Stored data

○ ○ ○ ○

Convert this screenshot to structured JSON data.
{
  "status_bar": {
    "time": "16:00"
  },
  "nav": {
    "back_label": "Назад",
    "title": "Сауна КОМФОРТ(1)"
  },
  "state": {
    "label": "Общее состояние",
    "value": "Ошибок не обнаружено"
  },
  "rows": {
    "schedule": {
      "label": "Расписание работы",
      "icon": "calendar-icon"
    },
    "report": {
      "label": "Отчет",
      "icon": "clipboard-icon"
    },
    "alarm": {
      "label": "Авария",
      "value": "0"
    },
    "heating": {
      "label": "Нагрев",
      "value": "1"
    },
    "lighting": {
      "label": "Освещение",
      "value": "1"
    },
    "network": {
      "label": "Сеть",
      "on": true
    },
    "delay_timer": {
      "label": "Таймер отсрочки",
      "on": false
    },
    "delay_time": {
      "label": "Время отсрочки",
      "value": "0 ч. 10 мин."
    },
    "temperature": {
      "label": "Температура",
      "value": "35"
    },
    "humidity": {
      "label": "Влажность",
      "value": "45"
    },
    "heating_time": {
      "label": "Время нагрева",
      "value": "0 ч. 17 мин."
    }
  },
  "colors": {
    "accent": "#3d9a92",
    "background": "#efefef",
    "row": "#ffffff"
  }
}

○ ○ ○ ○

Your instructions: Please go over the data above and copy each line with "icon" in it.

Output:
      "icon": "calendar-icon"
      "icon": "clipboard-icon"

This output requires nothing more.